== What the task asks ==
Within the data, how many lines hold the word "icon"? Answer with nothing but the number.

Dataset rows describing interfaces:
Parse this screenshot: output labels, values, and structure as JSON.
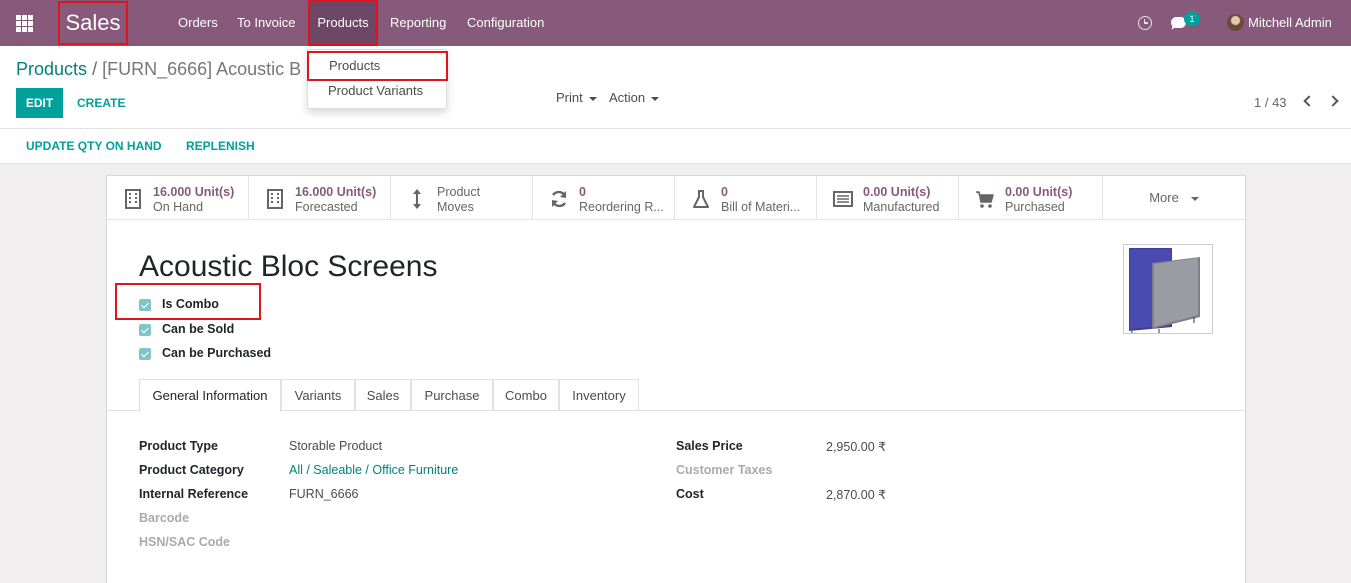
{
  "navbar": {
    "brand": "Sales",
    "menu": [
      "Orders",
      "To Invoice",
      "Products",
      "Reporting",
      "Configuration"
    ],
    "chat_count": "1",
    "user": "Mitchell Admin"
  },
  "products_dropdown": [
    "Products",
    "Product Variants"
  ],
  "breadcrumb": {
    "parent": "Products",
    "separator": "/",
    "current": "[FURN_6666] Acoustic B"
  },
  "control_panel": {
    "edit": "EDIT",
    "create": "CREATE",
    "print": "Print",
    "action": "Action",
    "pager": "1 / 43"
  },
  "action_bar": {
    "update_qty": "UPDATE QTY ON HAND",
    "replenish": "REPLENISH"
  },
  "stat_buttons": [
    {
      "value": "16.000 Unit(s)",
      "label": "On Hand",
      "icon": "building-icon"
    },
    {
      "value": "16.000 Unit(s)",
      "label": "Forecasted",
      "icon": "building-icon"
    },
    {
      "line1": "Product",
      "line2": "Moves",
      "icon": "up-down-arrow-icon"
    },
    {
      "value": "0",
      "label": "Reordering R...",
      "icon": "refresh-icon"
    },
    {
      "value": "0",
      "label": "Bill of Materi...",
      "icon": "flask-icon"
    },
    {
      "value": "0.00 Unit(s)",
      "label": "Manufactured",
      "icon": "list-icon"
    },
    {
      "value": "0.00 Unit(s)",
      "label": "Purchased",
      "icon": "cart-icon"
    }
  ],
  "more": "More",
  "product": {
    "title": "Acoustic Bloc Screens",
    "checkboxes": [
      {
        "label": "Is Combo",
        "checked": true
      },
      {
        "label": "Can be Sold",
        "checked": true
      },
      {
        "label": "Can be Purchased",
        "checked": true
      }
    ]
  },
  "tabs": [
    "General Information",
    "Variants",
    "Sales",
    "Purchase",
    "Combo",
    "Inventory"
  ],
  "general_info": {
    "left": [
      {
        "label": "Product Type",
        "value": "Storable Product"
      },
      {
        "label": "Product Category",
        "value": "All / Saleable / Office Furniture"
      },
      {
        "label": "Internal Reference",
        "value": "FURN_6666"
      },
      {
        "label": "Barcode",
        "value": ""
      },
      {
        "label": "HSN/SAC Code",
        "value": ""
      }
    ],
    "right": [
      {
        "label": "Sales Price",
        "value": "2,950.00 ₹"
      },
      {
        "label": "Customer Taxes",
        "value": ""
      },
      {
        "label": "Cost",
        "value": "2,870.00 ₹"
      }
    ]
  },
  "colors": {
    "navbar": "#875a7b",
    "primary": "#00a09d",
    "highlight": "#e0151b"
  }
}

== Written reply ==
7